John Prendergast is Co-founder of the Enough Project, an initiative to end genocide and crimes against humanity. During the Clinton administration, John was involved in a number of peace processes in Africa while he was director of African Affairs at the National Security Council and special advisor at the Department of State. John has also worked for members of Congress, the United Nations, humanitarian aid agencies, human rights organizations, and think tanks, as well as having been a youth counselor and basketball coach.
He has authored eight books on Africa, including Not on Our Watch, a New York Times bestseller and NAACP non-fiction book of the year that he co-authored with actor Don Cheadle. John is currently working on two new books for publication by Random House, one that focuses on his 25 years in the Big Brother program, and the other on human rights and peace activism.
John travels regularly to Africa's war zones on fact-finding missions, peace-making initiatives, and awareness-raising trips. He is part of a fellowship program at St. Mary's College in Maryland, a is also a visiting professor at Eckerd College and the American University in Cairo.
- Founding Dean Headley Interviews Africa Policy Expert John Prendergast

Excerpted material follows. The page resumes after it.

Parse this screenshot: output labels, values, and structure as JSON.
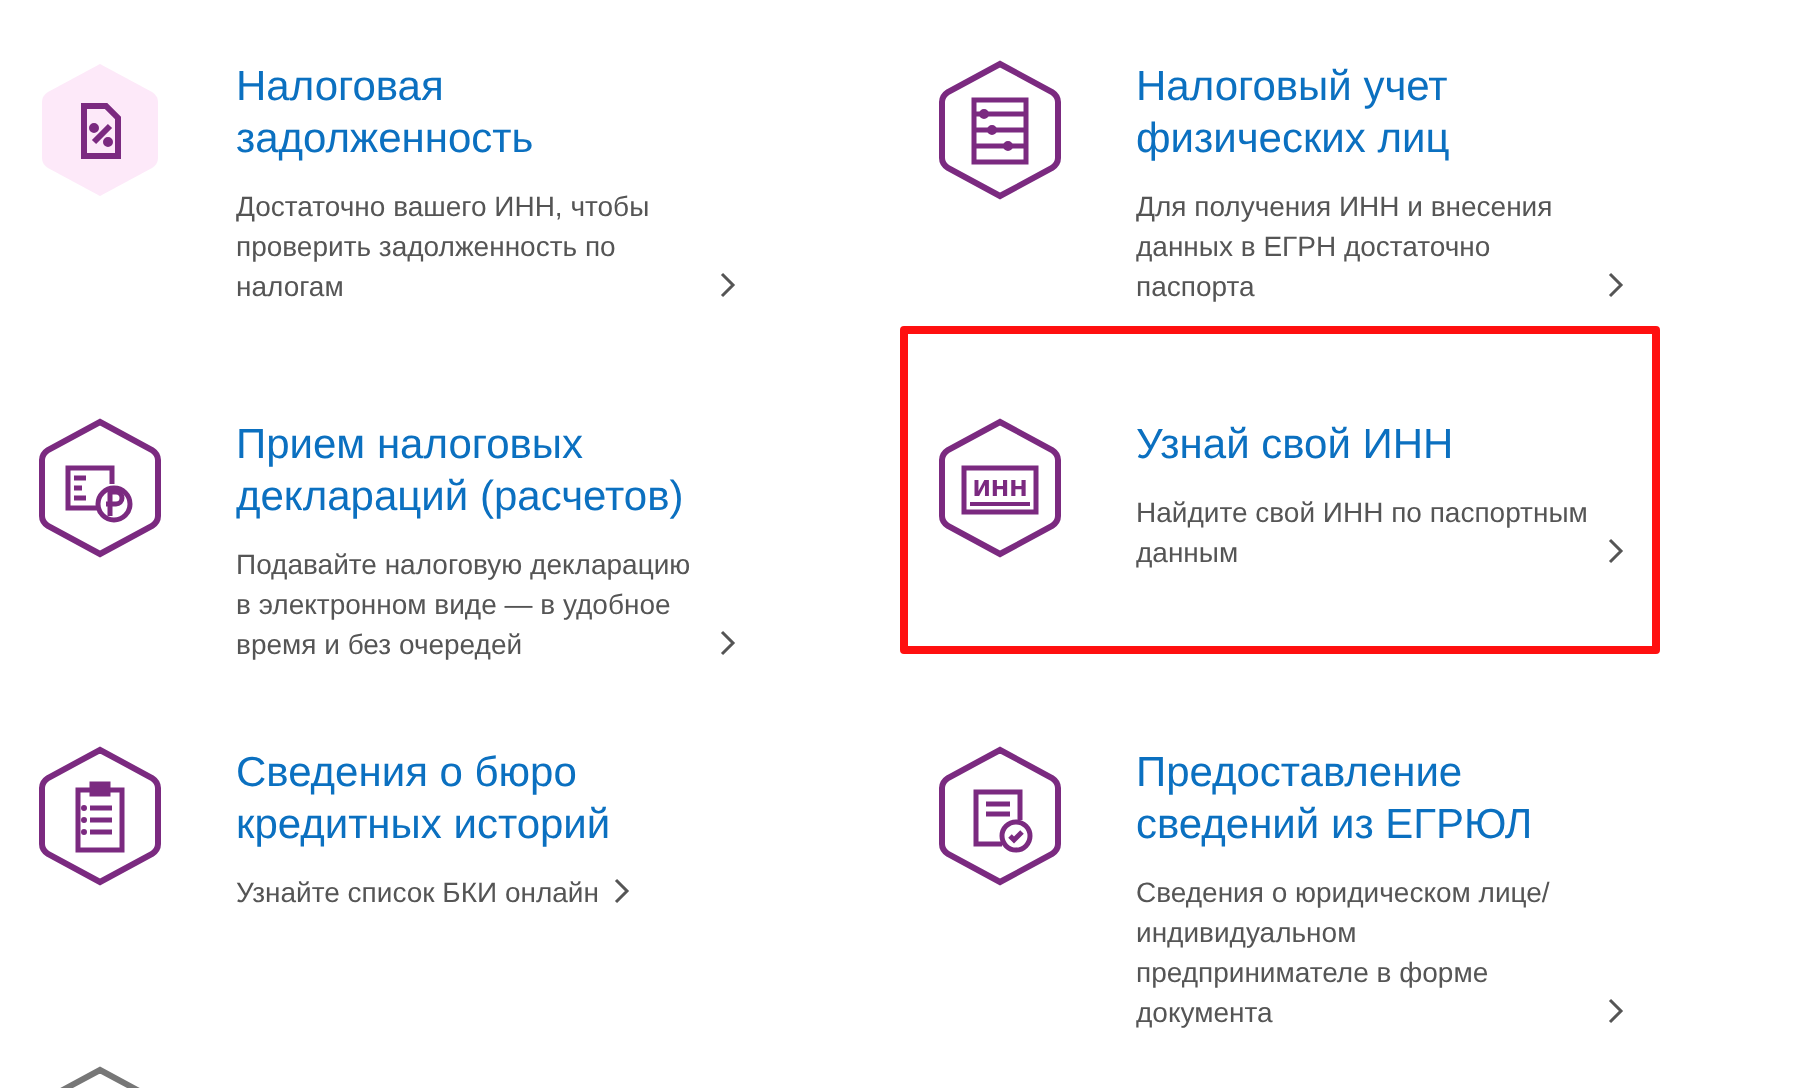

- Optimism regarding Africa today, and hope for its future
- Deciding which global issues to support
- The role of women
- Preparing to become future peacebuilders
- The need for academic education and practical training
- The role of the media
- Athletics promoting peace building
Miguel Sarre holds a law degree from Escuela Libre de Derecho in Mexico City and a LLM from Notre Dame Law School. After practicing law and working for an NGO for several years, Sarre developed Mexico’s first ombudsman experience, which took place in the State of Aguascalientes from 1988 to 1990. Once Mexico’s National Ombudsman Office was created, he joined it and served on its directive posts from 1991 to 1996. In 2003 he was one of the four selected consultants who drafted the Diagnostic on the Human Rights Situation in Mexico on behalf of the Representative for the United Nations High Commissioner for Human Rights. Starting in 1977, he has been a professor at Instituto Tecnológico Autónomo de México (ITAM ) in Mexico City, where he teaches Civil and Human Rights as well as Criminal Law. At ITAM he also conducts a watchdog program on the National Ombudsman Office with a grant from MacArthur Foundation. He is currently a member of the United Nations Subcommittee on Prevention of Torture and Other Cruel, Inhuman or Degrading Treatment or Punishment. His main fields of research and commitment are Human Rights, law and order issues, performance of local courts, and the development of a fair and efficient criminal justice system in Mexico.